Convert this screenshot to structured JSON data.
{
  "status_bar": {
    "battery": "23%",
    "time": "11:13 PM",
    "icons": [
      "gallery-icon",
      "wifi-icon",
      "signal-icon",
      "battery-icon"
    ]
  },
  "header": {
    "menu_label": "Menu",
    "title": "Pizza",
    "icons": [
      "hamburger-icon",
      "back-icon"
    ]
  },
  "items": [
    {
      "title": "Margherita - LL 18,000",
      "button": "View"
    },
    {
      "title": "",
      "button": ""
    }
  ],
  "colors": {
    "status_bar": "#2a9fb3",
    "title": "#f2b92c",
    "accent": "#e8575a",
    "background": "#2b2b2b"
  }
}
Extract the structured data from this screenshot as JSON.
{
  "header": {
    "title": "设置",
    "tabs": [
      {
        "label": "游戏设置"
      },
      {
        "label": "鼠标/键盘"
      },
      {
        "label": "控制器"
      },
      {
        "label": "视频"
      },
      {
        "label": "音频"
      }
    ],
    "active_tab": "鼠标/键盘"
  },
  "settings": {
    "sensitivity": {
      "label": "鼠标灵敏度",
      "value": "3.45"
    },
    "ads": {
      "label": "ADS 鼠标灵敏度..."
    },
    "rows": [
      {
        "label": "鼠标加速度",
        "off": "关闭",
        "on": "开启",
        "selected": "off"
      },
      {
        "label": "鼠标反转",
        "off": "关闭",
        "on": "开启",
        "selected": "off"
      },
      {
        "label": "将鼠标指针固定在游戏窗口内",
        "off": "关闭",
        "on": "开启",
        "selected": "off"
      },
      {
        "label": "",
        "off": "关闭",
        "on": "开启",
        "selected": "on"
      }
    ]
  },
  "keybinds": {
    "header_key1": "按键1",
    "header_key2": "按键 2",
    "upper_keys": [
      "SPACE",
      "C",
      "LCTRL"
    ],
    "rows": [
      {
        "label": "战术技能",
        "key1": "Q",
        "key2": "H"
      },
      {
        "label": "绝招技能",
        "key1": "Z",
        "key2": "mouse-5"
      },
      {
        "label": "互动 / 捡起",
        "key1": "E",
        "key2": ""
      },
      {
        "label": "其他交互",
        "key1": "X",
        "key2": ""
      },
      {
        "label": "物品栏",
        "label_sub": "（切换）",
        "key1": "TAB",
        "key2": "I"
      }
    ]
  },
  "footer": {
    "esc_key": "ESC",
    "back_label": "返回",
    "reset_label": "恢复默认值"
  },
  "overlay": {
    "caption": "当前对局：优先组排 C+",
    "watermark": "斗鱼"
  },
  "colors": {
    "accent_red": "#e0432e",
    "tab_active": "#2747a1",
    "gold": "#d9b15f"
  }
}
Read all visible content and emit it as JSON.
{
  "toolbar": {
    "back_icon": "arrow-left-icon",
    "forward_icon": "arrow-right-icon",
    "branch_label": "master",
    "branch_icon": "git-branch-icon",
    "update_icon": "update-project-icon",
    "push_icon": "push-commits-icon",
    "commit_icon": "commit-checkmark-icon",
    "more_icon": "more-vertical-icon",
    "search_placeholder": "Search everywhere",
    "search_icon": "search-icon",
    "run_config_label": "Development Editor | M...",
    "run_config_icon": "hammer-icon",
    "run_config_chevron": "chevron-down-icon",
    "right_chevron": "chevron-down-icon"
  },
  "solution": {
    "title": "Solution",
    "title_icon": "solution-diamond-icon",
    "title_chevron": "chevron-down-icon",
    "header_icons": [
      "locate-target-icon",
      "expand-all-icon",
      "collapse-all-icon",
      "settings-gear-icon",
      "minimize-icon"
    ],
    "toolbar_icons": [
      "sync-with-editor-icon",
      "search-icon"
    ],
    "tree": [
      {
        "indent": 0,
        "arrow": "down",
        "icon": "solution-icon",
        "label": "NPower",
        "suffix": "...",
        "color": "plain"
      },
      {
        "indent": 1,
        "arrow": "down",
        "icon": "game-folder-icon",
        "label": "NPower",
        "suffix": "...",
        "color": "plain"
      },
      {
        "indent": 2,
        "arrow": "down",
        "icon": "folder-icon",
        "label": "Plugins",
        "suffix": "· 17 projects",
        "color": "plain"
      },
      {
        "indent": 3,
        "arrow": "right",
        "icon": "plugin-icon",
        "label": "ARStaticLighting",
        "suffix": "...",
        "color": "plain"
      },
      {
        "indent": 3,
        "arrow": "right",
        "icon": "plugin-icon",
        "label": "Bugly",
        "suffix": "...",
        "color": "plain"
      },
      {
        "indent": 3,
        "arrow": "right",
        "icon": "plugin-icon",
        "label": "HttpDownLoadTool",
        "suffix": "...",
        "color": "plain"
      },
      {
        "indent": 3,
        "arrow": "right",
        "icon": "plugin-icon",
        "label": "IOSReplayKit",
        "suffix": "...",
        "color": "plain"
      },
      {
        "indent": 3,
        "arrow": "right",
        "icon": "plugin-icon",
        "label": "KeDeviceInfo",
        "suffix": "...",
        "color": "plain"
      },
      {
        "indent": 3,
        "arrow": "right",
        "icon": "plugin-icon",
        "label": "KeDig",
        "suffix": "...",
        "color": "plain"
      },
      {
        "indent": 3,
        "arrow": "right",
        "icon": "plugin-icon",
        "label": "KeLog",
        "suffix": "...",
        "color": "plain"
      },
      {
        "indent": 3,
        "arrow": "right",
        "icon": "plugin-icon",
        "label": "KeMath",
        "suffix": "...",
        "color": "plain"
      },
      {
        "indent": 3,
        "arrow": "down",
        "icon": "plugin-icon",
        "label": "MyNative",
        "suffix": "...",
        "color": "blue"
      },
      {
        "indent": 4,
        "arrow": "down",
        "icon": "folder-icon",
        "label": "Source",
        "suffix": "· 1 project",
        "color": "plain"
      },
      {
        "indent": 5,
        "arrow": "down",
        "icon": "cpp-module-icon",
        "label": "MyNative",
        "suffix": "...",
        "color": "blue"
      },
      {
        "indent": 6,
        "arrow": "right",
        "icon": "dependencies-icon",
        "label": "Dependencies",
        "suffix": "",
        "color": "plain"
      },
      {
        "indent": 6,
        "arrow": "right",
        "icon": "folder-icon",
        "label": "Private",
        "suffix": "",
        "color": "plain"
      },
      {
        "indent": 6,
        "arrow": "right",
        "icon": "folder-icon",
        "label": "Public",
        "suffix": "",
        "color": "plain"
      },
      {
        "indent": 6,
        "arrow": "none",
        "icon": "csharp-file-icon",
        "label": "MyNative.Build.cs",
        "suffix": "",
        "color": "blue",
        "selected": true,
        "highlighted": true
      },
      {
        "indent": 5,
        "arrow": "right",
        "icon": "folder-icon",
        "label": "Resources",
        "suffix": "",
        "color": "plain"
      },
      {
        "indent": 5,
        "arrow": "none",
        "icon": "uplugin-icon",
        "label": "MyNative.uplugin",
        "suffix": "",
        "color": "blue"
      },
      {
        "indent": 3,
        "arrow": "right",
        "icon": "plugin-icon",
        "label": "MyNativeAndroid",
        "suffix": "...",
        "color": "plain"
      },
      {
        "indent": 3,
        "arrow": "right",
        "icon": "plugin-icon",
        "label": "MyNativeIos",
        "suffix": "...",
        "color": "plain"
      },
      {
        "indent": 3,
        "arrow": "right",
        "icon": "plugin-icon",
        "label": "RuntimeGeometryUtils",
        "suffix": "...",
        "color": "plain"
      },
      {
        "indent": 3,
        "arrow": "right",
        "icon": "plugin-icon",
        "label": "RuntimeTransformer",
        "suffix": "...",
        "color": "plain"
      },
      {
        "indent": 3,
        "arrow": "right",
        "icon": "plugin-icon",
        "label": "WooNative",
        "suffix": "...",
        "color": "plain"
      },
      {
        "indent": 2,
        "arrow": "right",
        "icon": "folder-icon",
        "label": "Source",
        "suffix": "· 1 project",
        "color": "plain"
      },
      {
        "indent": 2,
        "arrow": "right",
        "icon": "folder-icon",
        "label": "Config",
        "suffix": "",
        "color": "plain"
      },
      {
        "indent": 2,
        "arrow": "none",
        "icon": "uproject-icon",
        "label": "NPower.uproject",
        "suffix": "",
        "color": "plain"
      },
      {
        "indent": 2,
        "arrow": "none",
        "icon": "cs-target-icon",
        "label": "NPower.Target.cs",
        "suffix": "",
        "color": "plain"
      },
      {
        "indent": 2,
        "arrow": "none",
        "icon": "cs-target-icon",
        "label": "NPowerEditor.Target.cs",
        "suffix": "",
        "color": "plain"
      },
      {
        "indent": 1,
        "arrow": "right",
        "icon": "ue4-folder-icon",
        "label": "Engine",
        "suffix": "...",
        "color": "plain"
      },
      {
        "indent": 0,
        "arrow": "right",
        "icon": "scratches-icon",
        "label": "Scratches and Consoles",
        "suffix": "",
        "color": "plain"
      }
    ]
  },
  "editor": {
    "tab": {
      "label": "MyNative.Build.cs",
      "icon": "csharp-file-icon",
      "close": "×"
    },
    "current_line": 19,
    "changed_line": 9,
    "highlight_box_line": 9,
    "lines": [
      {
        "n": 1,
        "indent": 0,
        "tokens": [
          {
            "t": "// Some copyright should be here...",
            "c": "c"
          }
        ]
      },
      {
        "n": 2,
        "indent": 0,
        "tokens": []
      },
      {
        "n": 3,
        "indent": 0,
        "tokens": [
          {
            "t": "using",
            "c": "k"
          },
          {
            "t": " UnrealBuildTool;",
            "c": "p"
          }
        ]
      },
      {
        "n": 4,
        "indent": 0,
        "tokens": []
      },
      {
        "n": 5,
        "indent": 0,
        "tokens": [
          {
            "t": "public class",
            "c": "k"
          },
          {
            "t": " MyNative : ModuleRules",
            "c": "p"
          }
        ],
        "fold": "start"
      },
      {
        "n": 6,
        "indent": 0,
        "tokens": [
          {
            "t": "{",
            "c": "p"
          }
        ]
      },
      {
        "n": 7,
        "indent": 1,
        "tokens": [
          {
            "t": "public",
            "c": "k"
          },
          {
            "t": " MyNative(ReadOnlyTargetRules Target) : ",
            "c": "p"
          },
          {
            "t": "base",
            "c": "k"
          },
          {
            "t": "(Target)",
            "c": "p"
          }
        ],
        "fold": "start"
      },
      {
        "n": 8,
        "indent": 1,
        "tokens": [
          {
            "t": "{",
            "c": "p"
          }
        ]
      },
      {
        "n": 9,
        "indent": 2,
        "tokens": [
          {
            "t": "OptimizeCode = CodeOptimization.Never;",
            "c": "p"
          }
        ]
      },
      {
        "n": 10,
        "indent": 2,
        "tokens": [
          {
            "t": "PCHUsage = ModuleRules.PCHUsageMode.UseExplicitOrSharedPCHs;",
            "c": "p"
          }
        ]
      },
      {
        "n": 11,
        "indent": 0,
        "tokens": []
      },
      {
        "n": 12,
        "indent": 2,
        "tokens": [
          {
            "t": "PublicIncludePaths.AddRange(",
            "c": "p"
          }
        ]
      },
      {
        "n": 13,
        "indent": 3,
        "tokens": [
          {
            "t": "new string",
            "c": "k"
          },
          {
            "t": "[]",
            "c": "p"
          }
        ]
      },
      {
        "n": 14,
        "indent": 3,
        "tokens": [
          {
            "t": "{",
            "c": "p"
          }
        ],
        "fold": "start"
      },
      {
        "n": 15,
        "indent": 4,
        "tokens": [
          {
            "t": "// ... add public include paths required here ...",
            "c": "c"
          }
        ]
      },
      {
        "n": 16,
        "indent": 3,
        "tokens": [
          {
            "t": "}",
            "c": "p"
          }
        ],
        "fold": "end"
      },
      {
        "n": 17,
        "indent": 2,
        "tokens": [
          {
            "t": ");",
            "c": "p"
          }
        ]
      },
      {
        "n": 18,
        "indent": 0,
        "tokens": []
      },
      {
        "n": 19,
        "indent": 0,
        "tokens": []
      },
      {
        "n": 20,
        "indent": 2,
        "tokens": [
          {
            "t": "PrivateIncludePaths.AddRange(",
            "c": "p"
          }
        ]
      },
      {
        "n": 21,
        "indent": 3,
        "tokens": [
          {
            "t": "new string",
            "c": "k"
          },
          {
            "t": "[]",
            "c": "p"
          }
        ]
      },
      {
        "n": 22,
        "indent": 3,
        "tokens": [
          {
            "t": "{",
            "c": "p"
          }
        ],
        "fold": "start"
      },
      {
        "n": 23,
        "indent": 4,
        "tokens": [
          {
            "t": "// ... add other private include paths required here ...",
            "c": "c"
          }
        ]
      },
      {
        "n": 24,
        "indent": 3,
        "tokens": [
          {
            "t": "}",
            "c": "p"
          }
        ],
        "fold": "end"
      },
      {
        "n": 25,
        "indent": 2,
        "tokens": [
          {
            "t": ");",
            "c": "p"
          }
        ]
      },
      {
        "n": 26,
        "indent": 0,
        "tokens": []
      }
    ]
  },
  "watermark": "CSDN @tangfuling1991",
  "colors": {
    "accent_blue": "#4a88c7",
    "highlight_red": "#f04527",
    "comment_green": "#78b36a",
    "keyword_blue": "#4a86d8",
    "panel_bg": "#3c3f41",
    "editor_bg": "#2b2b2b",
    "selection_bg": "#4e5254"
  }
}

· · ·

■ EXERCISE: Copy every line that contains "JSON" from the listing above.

■ RESULT FOR THIS EXERCISE:
Convert this screenshot to structured JSON data.
Extract the structured data from this screenshot as JSON.
Read all visible content and emit it as JSON.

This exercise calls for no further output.